However, it's likely Ring Fit Adventure may become just another novelty exercise item you throw in the closet and we're concerned it doesn't have the depth to keep people engaged for long periods of time. 

If we examine the two elements - the workout peripheral and the game - separately then neither is overly astounding. However, paired together, it works. Nintendo has utilized what most of us want when doing exercise -distraction. What better way to do that than with a game?

But at the £69.99/ $79.99 / AU$125 price tag, we can't help but consider that it's much cheaper to simply buy a Pilates ring and watch some YouTube while you exercise.

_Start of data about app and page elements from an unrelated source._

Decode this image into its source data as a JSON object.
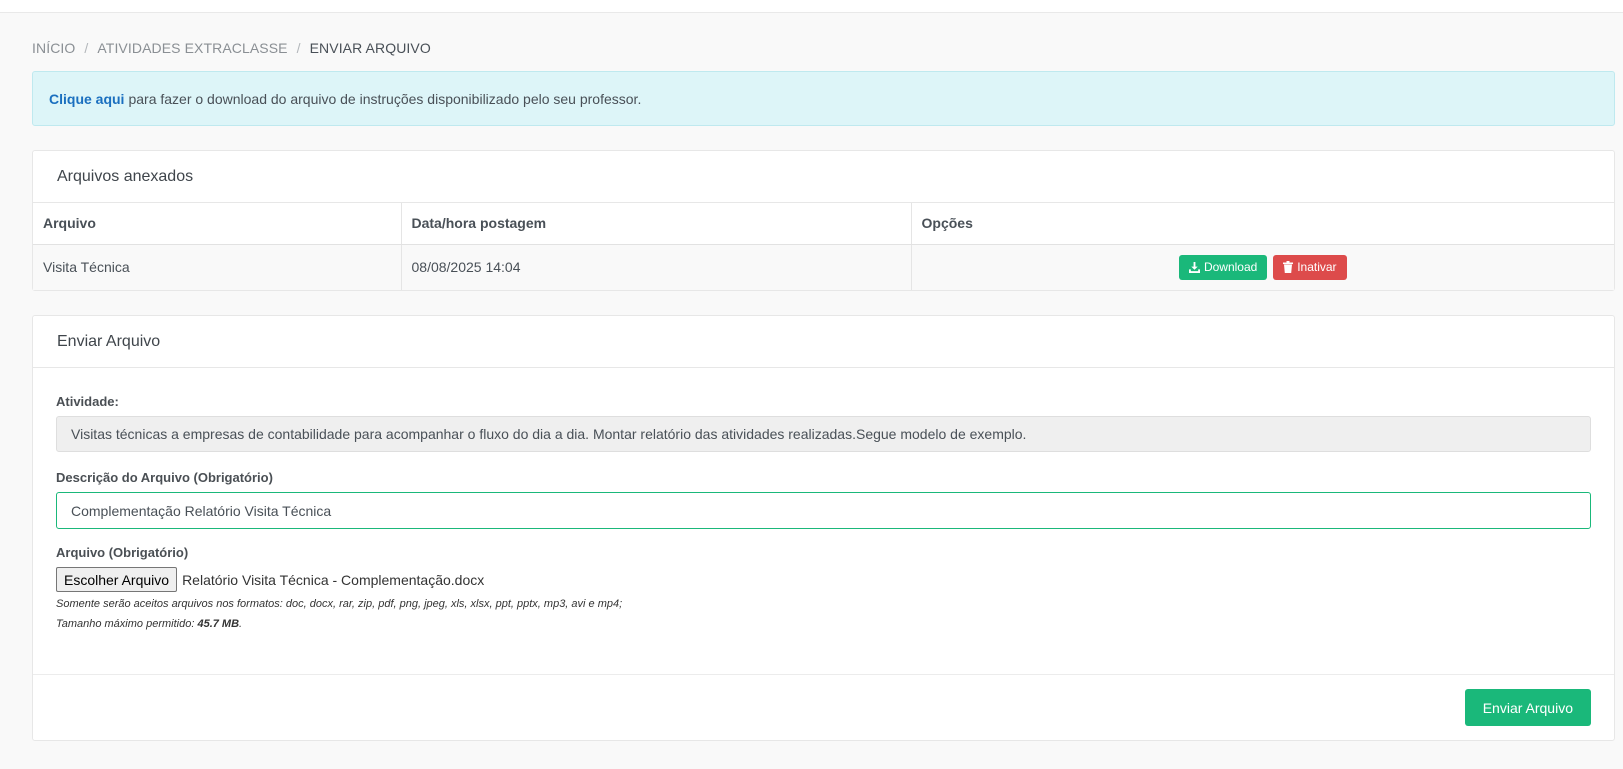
{
  "breadcrumb": {
    "items": [
      "INÍCIO",
      "ATIVIDADES EXTRACLASSE",
      "ENVIAR ARQUIVO"
    ],
    "separator": "/"
  },
  "alert": {
    "link_text": "Clique aqui",
    "text": "para fazer o download do arquivo de instruções disponibilizado pelo seu professor."
  },
  "attached": {
    "title": "Arquivos anexados",
    "columns": [
      "Arquivo",
      "Data/hora postagem",
      "Opções"
    ],
    "rows": [
      {
        "file": "Visita Técnica",
        "date": "08/08/2025 14:04"
      }
    ],
    "download_label": "Download",
    "inactivate_label": "Inativar"
  },
  "send": {
    "title": "Enviar Arquivo",
    "activity_label": "Atividade:",
    "activity_text": "Visitas técnicas a empresas de contabilidade para acompanhar o fluxo do dia a dia. Montar relatório das atividades realizadas.Segue modelo de exemplo.",
    "description_label": "Descrição do Arquivo (Obrigatório)",
    "description_value": "Complementação Relatório Visita Técnica",
    "file_label": "Arquivo (Obrigatório)",
    "choose_file_label": "Escolher Arquivo",
    "file_name": "Relatório Visita Técnica - Complementação.docx",
    "hint_formats": "Somente serão aceitos arquivos nos formatos: doc, docx, rar, zip, pdf, png, jpeg, xls, xlsx, ppt, pptx, mp3, avi e mp4;",
    "hint_size_prefix": "Tamanho máximo permitido:",
    "hint_size_value": "45.7 MB",
    "hint_size_suffix": ".",
    "submit_label": "Enviar Arquivo"
  },
  "colors": {
    "accent_green": "#1ab87a",
    "danger_red": "#dd4b4b",
    "alert_bg": "#ddf5f8",
    "link_blue": "#1a6fbf"
  }
}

While the Ring-Con can be used without a screen - and photos we took were all outside - Ring Fit Adventure is primarily for use indoors, as the Switch must be docked.

Vic Hood
Associate Editor, TechRadar Gaming

Vic is TechRadar Gaming's Associate Editor. An award-winning games journalist, Vic brings experience from IGN, Eurogamer and more to the TechRadar table. You may have even heard her on the radio or speaking on a panel. Not only is Vic passionate about games, but she's also an avid mental health advocate who has appeared on both panels and podcasts to discuss mental health awareness. Make sure to follow her on Twitter for more.